● **Task directions**:
Across the listing, how many lines contain "JSON"? The reply is the number alone.

● **Data for review**:

○ ○ ○ ○ ○ ○ ○

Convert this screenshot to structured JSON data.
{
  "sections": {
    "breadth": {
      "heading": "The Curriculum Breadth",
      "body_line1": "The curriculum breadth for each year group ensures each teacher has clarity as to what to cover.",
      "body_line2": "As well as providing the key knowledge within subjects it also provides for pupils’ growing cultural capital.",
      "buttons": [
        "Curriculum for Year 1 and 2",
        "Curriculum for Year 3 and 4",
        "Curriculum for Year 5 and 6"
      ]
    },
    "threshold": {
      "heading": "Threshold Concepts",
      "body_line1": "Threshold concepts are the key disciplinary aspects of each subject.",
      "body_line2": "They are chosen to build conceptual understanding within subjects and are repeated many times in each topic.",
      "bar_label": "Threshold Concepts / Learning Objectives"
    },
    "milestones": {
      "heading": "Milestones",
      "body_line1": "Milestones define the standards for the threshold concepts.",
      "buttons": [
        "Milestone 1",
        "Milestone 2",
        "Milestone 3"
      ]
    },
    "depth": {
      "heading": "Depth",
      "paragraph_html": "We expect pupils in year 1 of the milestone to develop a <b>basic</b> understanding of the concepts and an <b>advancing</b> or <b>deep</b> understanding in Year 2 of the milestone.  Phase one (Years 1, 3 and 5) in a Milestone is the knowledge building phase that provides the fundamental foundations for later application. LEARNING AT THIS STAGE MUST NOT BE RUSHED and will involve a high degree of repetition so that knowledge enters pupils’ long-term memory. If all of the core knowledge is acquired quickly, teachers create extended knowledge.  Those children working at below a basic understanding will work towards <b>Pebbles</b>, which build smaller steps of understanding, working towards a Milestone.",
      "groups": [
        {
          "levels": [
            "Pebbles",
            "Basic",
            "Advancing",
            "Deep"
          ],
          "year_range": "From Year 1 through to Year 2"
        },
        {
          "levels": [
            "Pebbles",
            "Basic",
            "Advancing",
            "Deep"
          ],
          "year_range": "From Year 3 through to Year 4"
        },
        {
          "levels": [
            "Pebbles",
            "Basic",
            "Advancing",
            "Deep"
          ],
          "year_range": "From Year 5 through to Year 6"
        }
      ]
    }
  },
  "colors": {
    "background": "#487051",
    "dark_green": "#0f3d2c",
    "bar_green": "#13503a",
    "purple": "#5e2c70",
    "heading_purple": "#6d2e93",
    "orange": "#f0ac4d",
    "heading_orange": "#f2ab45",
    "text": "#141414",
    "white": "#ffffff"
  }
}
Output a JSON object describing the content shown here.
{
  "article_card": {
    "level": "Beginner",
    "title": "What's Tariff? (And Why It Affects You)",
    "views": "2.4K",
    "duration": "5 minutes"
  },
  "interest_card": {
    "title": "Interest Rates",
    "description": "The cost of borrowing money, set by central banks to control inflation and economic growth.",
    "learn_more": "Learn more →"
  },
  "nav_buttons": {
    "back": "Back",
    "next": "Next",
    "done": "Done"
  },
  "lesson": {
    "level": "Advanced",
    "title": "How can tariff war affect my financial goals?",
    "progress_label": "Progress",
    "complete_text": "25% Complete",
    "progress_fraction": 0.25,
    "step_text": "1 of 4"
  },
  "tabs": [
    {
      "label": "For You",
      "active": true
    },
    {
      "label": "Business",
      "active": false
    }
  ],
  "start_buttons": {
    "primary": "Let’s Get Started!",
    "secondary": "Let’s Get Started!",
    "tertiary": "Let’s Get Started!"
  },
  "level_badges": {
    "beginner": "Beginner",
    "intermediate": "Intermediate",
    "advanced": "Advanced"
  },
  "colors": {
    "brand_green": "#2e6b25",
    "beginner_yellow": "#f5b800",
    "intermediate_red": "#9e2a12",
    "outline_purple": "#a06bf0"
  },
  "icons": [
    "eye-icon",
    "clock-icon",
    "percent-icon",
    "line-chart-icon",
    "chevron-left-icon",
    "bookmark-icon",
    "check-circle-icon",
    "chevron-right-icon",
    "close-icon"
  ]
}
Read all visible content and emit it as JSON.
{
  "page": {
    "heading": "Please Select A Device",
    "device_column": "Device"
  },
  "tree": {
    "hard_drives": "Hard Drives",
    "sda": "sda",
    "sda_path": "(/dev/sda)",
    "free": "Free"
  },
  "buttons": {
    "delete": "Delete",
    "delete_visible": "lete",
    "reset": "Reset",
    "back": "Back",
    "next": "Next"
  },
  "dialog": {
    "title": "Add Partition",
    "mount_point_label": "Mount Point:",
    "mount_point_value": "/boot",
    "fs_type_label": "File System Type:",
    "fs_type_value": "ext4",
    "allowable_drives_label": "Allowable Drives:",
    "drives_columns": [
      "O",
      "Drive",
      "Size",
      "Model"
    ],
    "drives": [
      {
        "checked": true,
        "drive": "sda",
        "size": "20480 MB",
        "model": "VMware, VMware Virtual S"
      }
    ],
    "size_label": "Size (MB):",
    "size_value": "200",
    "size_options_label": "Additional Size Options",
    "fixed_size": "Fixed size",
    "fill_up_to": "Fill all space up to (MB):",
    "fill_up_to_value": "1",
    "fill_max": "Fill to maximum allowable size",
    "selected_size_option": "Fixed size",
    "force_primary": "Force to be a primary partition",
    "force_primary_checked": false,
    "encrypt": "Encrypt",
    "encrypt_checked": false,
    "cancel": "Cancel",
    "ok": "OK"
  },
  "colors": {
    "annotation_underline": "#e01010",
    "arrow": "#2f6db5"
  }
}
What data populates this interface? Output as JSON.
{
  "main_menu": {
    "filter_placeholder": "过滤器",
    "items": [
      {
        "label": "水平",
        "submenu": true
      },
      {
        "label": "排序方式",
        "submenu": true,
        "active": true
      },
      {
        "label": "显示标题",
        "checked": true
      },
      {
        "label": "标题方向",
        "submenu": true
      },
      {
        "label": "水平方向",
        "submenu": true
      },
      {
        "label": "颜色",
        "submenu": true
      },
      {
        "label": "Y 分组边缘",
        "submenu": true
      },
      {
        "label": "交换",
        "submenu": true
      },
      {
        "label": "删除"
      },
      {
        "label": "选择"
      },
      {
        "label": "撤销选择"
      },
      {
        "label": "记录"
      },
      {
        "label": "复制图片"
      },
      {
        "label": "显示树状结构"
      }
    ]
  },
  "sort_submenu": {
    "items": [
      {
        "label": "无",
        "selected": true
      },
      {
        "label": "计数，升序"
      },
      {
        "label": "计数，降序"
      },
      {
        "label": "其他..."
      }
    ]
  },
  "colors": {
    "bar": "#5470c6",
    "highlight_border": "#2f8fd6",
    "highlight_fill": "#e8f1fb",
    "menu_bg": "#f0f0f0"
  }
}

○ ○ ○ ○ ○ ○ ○

● **Exercise answer**:
4